- Thinking clearly before you act. Take your time to react instead of just responding with whatever comes naturally. After all, you are trying to change your natural reactions to situations, so instead of going with gut instinct, take your time and think rationally about how to respond.
- Stay optimistic. Give yourself time and be patient. Recognizing your own behaviors and understanding is a great first step, but altering your thinking patterns and reactions will take some time. Stay optimistic and keep moving forward, even if it’s only a little bit each day.
- Remember, it’s okay to be angry. You can still be a positive person and still feel negative emotions.
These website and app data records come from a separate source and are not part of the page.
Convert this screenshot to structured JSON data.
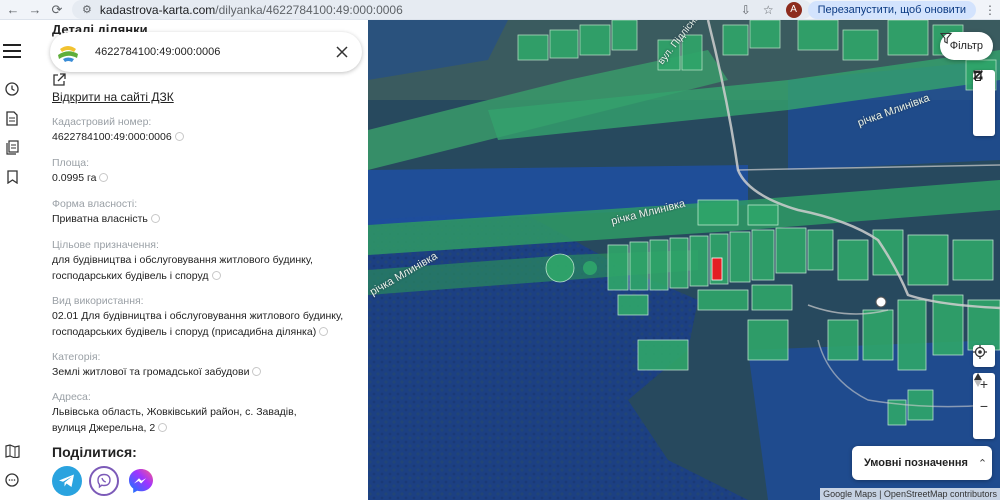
{
  "browser": {
    "url_host": "kadastrova-karta.com",
    "url_path": "/dilyanka/4622784100:49:000:0006",
    "avatar_letter": "A",
    "restart_label": "Перезапустити, щоб оновити"
  },
  "panel": {
    "title": "Деталі ділянки",
    "search_value": "4622784100:49:000:0006",
    "dzk_link": "Відкрити на сайті ДЗК",
    "fields": [
      {
        "label": "Кадастровий номер:",
        "value": "4622784100:49:000:0006"
      },
      {
        "label": "Площа:",
        "value": "0.0995 га"
      },
      {
        "label": "Форма власності:",
        "value": "Приватна власність"
      },
      {
        "label": "Цільове призначення:",
        "value": "для будівництва і обслуговування житлового будинку, господарських будівель і споруд"
      },
      {
        "label": "Вид використання:",
        "value": "02.01 Для будівництва і обслуговування житлового будинку, господарських будівель і споруд (присадибна ділянка)"
      },
      {
        "label": "Категорія:",
        "value": "Землі житлової та громадської забудови"
      },
      {
        "label": "Адреса:",
        "value": "Львівська область, Жовківський район, с. Завадів, вулиця Джерельна, 2"
      }
    ],
    "share_title": "Поділитися:"
  },
  "map": {
    "filter_label": "Фільтр",
    "legend_label": "Умовні позначення",
    "attribution": "Google Maps | OpenStreetMap contributors",
    "labels": {
      "street_top": "вул. Підлісна",
      "river_right": "річка Млинівка",
      "river_mid": "річка Млинівка",
      "river_left": "річка Млинівка"
    },
    "colors": {
      "parcel_fill": "#2fa66a",
      "selected_parcel": "#e31e24",
      "water_overlay": "#1f4f9e"
    }
  }
}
Trying to eliminate passive-aggressive behaviors does not mean eliminating anger altogether, just finding better and healthier ways to express this anger.
- Be honest and direct with others and express your feelings in healthy ways. State facts and feelings clearly and be direct, but not hostile, with your opinions. Let the other person know the impact of their behavior in clear statements.
- Be open to confrontation. Remember that when you are directly expressing your needs and thoughts, it may lead to a confrontation, and that’s not a bad thing. Confrontation can be direct and respectful so long as both parties remain calm and discuss their views honestly.
You should make goals for yourself in order to help the process. Some of the hallmarks of non-passive-aggressive behavior are:
- Being able to directly talk about communication issues and relationship problems without any blame or hostility
- Owning up to your feelings
- Listening to another person’s perspective, including when they are being critical of you
- Not assuming that another person knows what you want or why you are upset
- Treating another person as a partner for resolving conflicts, not an enemy
Trying to stop being passive-aggressive can be challenging, but it’s worth the struggle. Being able to be open and direct with others will help to improve your relationships in life and lead to better communication and understanding of yourself and each other.
Attempting to change long accustomed behaviors can be difficult, but it’s not impossible. While you may be able to do this on your own, it may be a good idea to consider seeing a mental health professional in order to help you along the way. Enlisting the help of someone else can make it much easier to test out your progress in passive-aggressive behavior while pointing out where you are struggling.